Dr Ulrike Bauer
Senior Research Fellow
Geoffrey Pope M02
Geoffrey Pope Building, University of Exeter , Stocker Road, Exeter, EX4 4QD, UK
I am a tropical ecologist by training, and I am fascinated by form-function relationships in nature. My interdisciplinary Mechanical Ecology Lab broadly studies how plants adapt their surfaces and material properties to cope with physical challenges in their environment or exploit physical principles to their advantage. We strive to understand the mechanisms underlying the specialized function of plant surfaces and materials, the processes and regulators underlying their development, and ultimately, elucidate how mechanical factors shape plant ecology and evolution.
2006 – 2010 PhD in Zoology, Trinity College, University of Cambridge, UK
2000 – 2006 Diploma of Biology, University of Würzburg, Germany
2010 – 2013 Junior Research Fellow in Plant Sciences, Robinson College, University of Cambridge, UK
2014 – 2016 Leverhulme Early Career Fellow, Biological Sciences, University of Bristol, UK
2017 – 2023 Royal Society University Research Fellow, Biological Sciences, University of Bristol, UK
2023 – present Royal Society University Research Fellow, Biosciences, University of Exeter, UK
Research group links
My Mechanical Ecology Lab tries to understand how plants adapt their surfaces and material properties to cope with physical challenges in their environment or exploit physical principles to their advantage, and how we can apply this understanding to future-proofing our crops, mitigating the effects of global change, and developing innovative biomimetic technologies.

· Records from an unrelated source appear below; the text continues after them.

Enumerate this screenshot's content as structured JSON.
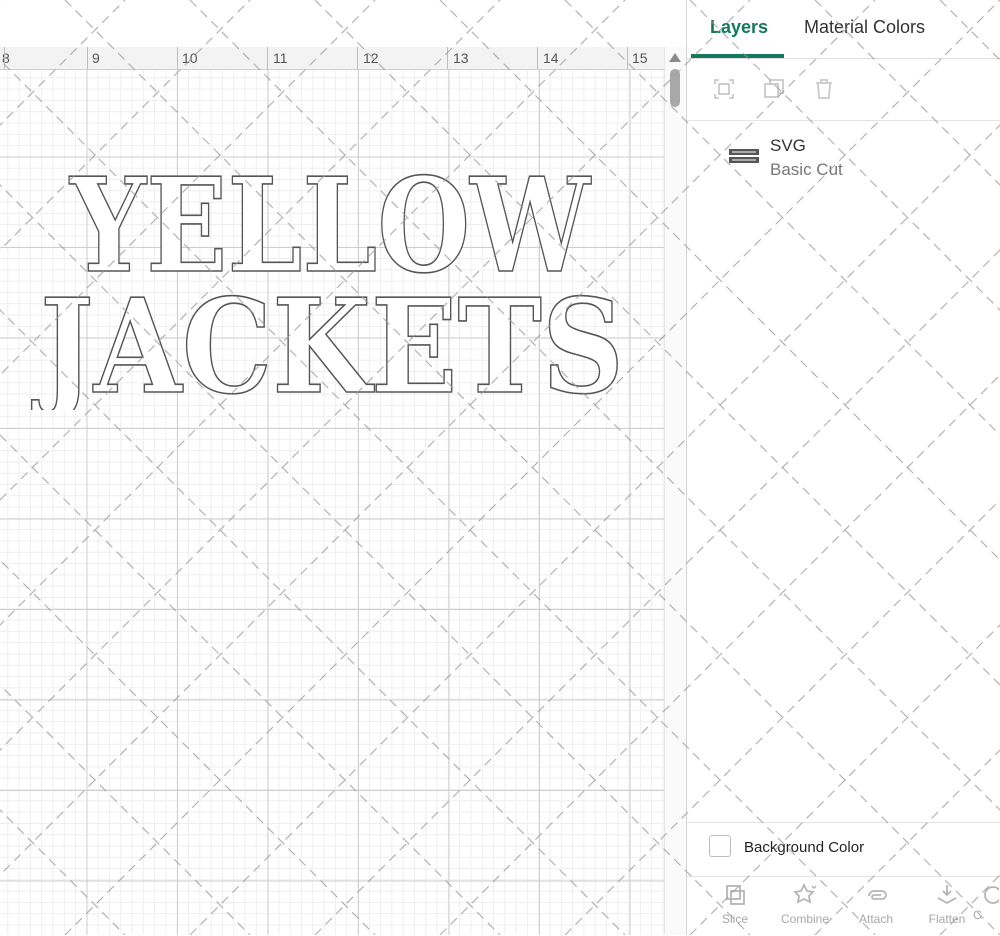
{
  "ruler": {
    "marks": [
      "8",
      "9",
      "10",
      "11",
      "12",
      "13",
      "14",
      "15"
    ]
  },
  "design": {
    "line1": "YELLOW",
    "line2": "JACKETS"
  },
  "panel": {
    "tabs": [
      {
        "label": "Layers",
        "active": true
      },
      {
        "label": "Material Colors",
        "active": false
      }
    ],
    "layer_toolbar": [
      "group-icon",
      "duplicate-icon",
      "delete-icon"
    ],
    "layer": {
      "name": "SVG",
      "operation": "Basic Cut"
    },
    "background_color": {
      "label": "Background Color",
      "checked": false
    },
    "bottom_toolbar": [
      {
        "label": "Slice",
        "icon": "slice-icon"
      },
      {
        "label": "Combine",
        "icon": "combine-icon"
      },
      {
        "label": "Attach",
        "icon": "attach-icon"
      },
      {
        "label": "Flatten",
        "icon": "flatten-icon"
      },
      {
        "label": "C",
        "icon": "contour-icon"
      }
    ]
  },
  "colors": {
    "accent": "#13795b",
    "outline": "#555555"
  }
}
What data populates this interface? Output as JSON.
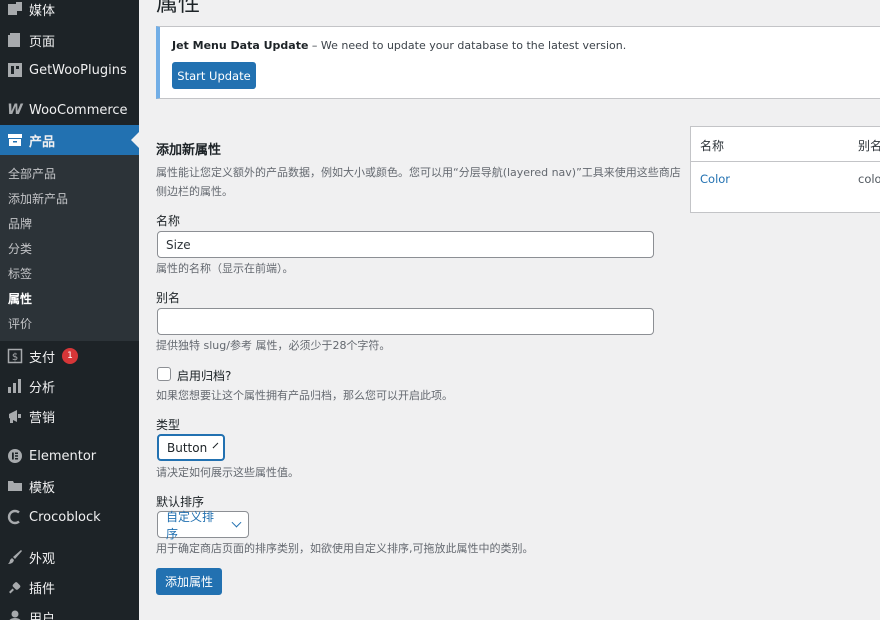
{
  "sidebar": {
    "items": [
      {
        "label": "媒体",
        "icon": "media-icon"
      },
      {
        "label": "页面",
        "icon": "page-icon"
      },
      {
        "label": "GetWooPlugins",
        "icon": "plugin-box-icon"
      },
      {
        "label": "WooCommerce",
        "icon": "woo-icon"
      },
      {
        "label": "产品",
        "icon": "archive-icon"
      },
      {
        "label": "支付",
        "icon": "payment-icon",
        "badge": "1"
      },
      {
        "label": "分析",
        "icon": "chart-icon"
      },
      {
        "label": "营销",
        "icon": "megaphone-icon"
      },
      {
        "label": "Elementor",
        "icon": "elementor-icon"
      },
      {
        "label": "模板",
        "icon": "folder-icon"
      },
      {
        "label": "Crocoblock",
        "icon": "crocoblock-icon"
      },
      {
        "label": "外观",
        "icon": "paintbrush-icon"
      },
      {
        "label": "插件",
        "icon": "plug-icon"
      },
      {
        "label": "用户",
        "icon": "user-icon"
      }
    ],
    "submenu": [
      "全部产品",
      "添加新产品",
      "品牌",
      "分类",
      "标签",
      "属性",
      "评价"
    ]
  },
  "page": {
    "title": "属性"
  },
  "notice": {
    "title": "Jet Menu Data Update",
    "message": " – We need to update your database to the latest version.",
    "button": "Start Update"
  },
  "form": {
    "heading": "添加新属性",
    "description": "属性能让您定义额外的产品数据，例如大小或颜色。您可以用“分层导航(layered nav)”工具来使用这些商店侧边栏的属性。",
    "name_label": "名称",
    "name_value": "Size",
    "name_help": "属性的名称（显示在前端）。",
    "slug_label": "别名",
    "slug_value": "",
    "slug_help": "提供独特 slug/参考 属性，必须少于28个字符。",
    "archive_label": "启用归档?",
    "archive_help": "如果您想要让这个属性拥有产品归档，那么您可以开启此项。",
    "type_label": "类型",
    "type_value": "Button",
    "type_help": "请决定如何展示这些属性值。",
    "order_label": "默认排序",
    "order_value": "自定义排序",
    "order_help": "用于确定商店页面的排序类别，如欲使用自定义排序,可拖放此属性中的类别。",
    "submit": "添加属性"
  },
  "table": {
    "headers": [
      "名称",
      "别名"
    ],
    "rows": [
      [
        "Color",
        "colo"
      ]
    ]
  },
  "colors": {
    "accent": "#2271b1",
    "sidebar": "#1d2327",
    "badge": "#d63638"
  }
}
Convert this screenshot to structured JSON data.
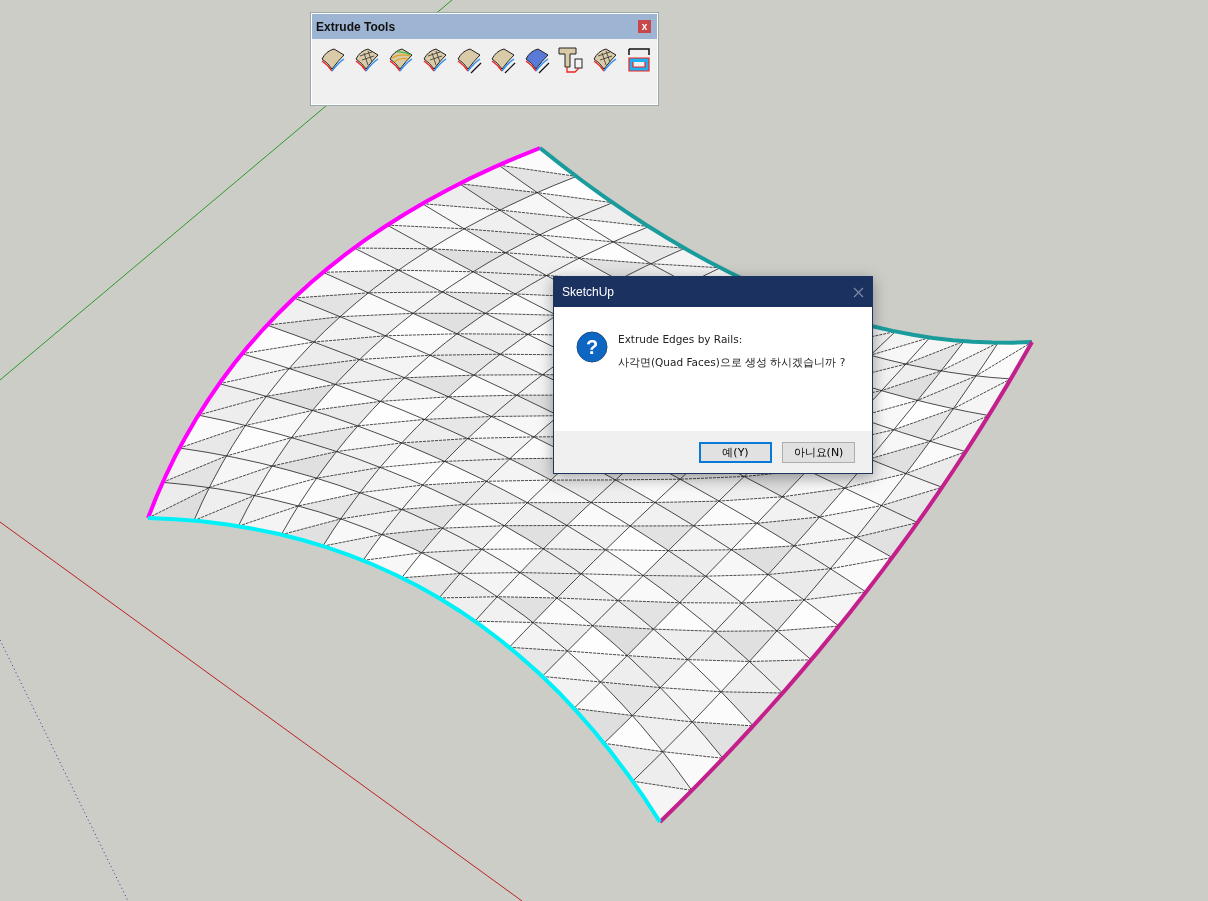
{
  "toolbar": {
    "title": "Extrude Tools",
    "close_label": "x"
  },
  "dialog": {
    "title": "SketchUp",
    "icon_glyph": "?",
    "heading": "Extrude Edges by Rails:",
    "message": "사각면(Quad Faces)으로 생성 하시겠습니까 ?",
    "buttons": [
      {
        "label": "예(Y)",
        "selected": true
      },
      {
        "label": "아니요(N)",
        "selected": false
      }
    ]
  }
}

Using carnivorous Nepenthes pitcher plants as a model, we investigate wetting and directional water transport on micropatterned leaf surfaces, as well as the developmental processes and genetic regulators underpinning the formation of such unusual epidermis patterns. Other projects aim to identify key adaptations that enable plants to withstand high wind forces and impacts from hail or heavy rain. We also study how carnivorous plants make viscoelastic and sticky secretions, how these secretions impede insect movement, and how they interact with other secreted compounds such as enzymes. Together with evolutionary biologists and bioinformaticians, we mine genomes of carnivorous plants for convergently evolved traits that have the potential to confer benefits for pest resistance or enhanced growth, with the long-term aim to transfer them to non-carnivorous model and crop plants.
Publications by category
Publications by year
Ulrike_Bauer Details from cache as at 2024-03-01 16:13:45